Friday of the 13th Week in Ordinary Time
Today’s scripture readings present us with two related images of what people could do and be, and they stand in stark contrast with what the secular world expects people to do and to be.
In the first reading, we have the image of Rebekah, a woman of great faith, who leaves her family and her wealth in Haran and makes the long journey to Canaan in order to marry Isaac whom she had never even met, simply because that was God’s will for her. In the Gospel, we have the related image of Matthew, who leaves everything he had and his wealth as a tax collector in order to follow Jesus, simply because Jesus said to him, “Follow me”. Taken together, Rebekah and Matthew show us that we too can be expected to leave everything we possess in order to do God’s will for us.
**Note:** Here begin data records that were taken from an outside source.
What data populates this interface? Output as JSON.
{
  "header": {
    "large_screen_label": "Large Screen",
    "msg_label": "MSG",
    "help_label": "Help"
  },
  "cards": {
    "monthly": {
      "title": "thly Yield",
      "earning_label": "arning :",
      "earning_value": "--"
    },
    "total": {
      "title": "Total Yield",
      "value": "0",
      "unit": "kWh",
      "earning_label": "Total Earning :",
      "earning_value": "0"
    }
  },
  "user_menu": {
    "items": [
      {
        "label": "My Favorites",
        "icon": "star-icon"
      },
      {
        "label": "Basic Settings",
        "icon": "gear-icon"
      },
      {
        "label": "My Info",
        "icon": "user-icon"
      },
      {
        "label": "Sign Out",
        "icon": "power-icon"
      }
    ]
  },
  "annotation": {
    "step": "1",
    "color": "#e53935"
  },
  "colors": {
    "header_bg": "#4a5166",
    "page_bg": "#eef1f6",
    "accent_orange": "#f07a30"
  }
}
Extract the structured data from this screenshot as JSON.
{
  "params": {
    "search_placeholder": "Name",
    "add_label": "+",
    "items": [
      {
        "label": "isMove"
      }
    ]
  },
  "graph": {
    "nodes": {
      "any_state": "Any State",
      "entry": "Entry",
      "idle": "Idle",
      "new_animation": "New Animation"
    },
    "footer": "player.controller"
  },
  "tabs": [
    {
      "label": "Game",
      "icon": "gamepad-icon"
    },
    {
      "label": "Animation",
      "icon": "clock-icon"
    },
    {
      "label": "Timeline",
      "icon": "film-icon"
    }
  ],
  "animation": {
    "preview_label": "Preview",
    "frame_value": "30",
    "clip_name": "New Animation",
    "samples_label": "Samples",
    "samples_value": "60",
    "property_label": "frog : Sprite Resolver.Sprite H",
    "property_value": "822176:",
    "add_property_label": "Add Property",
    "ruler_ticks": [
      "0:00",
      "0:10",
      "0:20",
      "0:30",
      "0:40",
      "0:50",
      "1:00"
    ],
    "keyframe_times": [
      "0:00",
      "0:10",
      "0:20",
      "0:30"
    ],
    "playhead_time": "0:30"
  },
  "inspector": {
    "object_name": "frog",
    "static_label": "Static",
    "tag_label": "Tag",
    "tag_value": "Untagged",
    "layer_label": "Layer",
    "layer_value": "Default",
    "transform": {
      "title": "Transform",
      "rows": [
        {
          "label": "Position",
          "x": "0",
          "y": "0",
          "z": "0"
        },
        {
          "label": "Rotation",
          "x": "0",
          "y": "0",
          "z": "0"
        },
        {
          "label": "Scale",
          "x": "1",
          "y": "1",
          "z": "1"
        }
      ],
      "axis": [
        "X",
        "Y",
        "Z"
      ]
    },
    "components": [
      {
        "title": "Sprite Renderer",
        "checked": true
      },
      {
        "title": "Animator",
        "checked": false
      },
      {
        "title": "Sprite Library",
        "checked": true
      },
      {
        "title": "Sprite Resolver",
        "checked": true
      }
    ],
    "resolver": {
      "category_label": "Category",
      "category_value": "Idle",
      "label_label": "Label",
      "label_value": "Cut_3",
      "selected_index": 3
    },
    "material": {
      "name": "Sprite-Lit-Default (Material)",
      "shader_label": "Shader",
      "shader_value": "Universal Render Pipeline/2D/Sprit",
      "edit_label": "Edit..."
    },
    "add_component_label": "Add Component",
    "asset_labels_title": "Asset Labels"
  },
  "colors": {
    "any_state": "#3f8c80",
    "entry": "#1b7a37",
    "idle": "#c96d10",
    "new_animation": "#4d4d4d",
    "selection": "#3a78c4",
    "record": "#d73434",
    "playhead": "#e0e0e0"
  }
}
St Benedict is very clear that that is God’s will for monks. In Chapter 33 of the Rule, he writes that “without an order from the abbot, no one may presume to give, receive or retain anything as his own, nothing at all”, since we “are not allowed anything which the abbot has not given or permitted”. Accumulating a lot of possessions in our cell or locker is what St Benedict calls a “most evil practice”, and that is in stark contrast with the secular values of today, where the whole idea is to
acquire more and better consumer goods.
All of us are influenced by this society, and the danger for our spiritual life is that we will bring the consumer mentality into our daily lives, even in the monastery. It’s not enough for monks to make a one-time renunciation of property and say that as individuals we own nothing and everything we have is with permission. The sheer number of things in our cell, or people in our address book, or websites we visit every day, can be an obstacle to God getting through to us. We can see them. But we can’t see God. They can become the gods we spend the most time with, idols that are user-friendly because they give us a sense of our own power and security, and importance.
The consumer mentality ends up in a devaluation of death, because the dead can no longer consume anything, and they have no possessions. A monk with a consumer mentality does not “keep death daily before his eyes”. He gets attached to this world and spends his time acquiring things which he will have to give up at death anyway. It’s better to follow the example of Rebekah and Matthew, and root out this “most evil practice” from our lives. Then we shall find ourselves in the company of “many tax collectors and sinners who came and sat at table with Jesus and his disciples”.